Data excerpts: Begin
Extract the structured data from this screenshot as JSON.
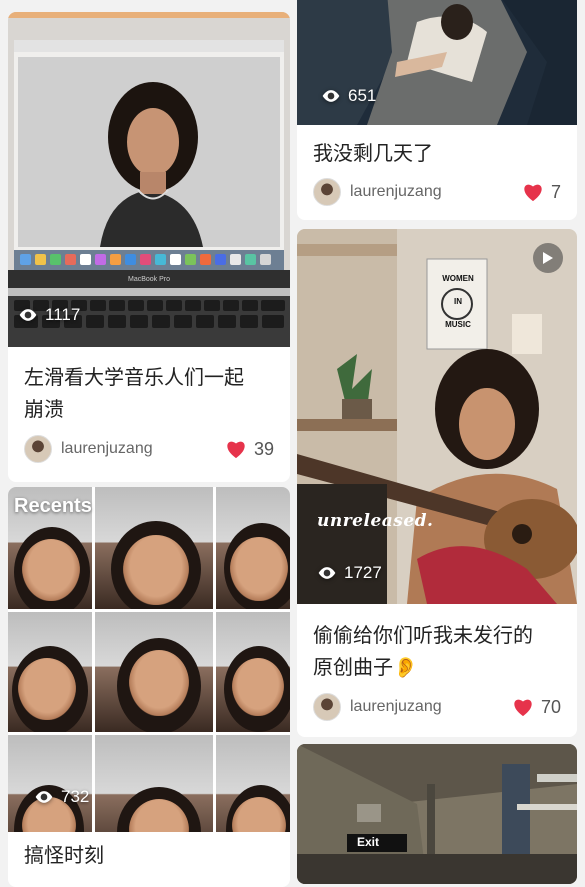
{
  "cards": [
    {
      "id": "left-top",
      "views": "1117",
      "title_lines": [
        "左滑看大学音乐人们一起",
        "崩溃"
      ],
      "username": "laurenjuzang",
      "likes": "39",
      "screen_text": "MacBook Pro"
    },
    {
      "id": "right-top",
      "views": "651",
      "title_lines": [
        "我没剩几天了"
      ],
      "username": "laurenjuzang",
      "likes": "7"
    },
    {
      "id": "right-middle",
      "views": "1727",
      "title_lines": [
        "偷偷给你们听我未发行的",
        "原创曲子👂"
      ],
      "username": "laurenjuzang",
      "likes": "70",
      "overlay_text": "unreleased.",
      "poster_text": [
        "WOMEN",
        "IN",
        "MUSIC"
      ]
    },
    {
      "id": "left-bottom",
      "views": "732",
      "title_lines": [
        "搞怪时刻"
      ],
      "overlay_text": "Recents"
    },
    {
      "id": "right-bottom",
      "sign_text": "Exit"
    }
  ],
  "colors": {
    "heart": "#e6334b",
    "background": "#f2f2f2"
  },
  "icons": {
    "views": "eye-icon",
    "likes": "heart-icon",
    "video": "play-icon"
  }
}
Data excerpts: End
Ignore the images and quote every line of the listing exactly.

Extract the structured data from this screenshot as JSON.
{
  "cards": [
    {
      "id": "left-top",
      "views": "1117",
      "title_lines": [
        "左滑看大学音乐人们一起",
        "崩溃"
      ],
      "username": "laurenjuzang",
      "likes": "39",
      "screen_text": "MacBook Pro"
    },
    {
      "id": "right-top",
      "views": "651",
      "title_lines": [
        "我没剩几天了"
      ],
      "username": "laurenjuzang",
      "likes": "7"
    },
    {
      "id": "right-middle",
      "views": "1727",
      "title_lines": [
        "偷偷给你们听我未发行的",
        "原创曲子👂"
      ],
      "username": "laurenjuzang",
      "likes": "70",
      "overlay_text": "unreleased.",
      "poster_text": [
        "WOMEN",
        "IN",
        "MUSIC"
      ]
    },
    {
      "id": "left-bottom",
      "views": "732",
      "title_lines": [
        "搞怪时刻"
      ],
      "overlay_text": "Recents"
    },
    {
      "id": "right-bottom",
      "sign_text": "Exit"
    }
  ],
  "colors": {
    "heart": "#e6334b",
    "background": "#f2f2f2"
  },
  "icons": {
    "views": "eye-icon",
    "likes": "heart-icon",
    "video": "play-icon"
  }
}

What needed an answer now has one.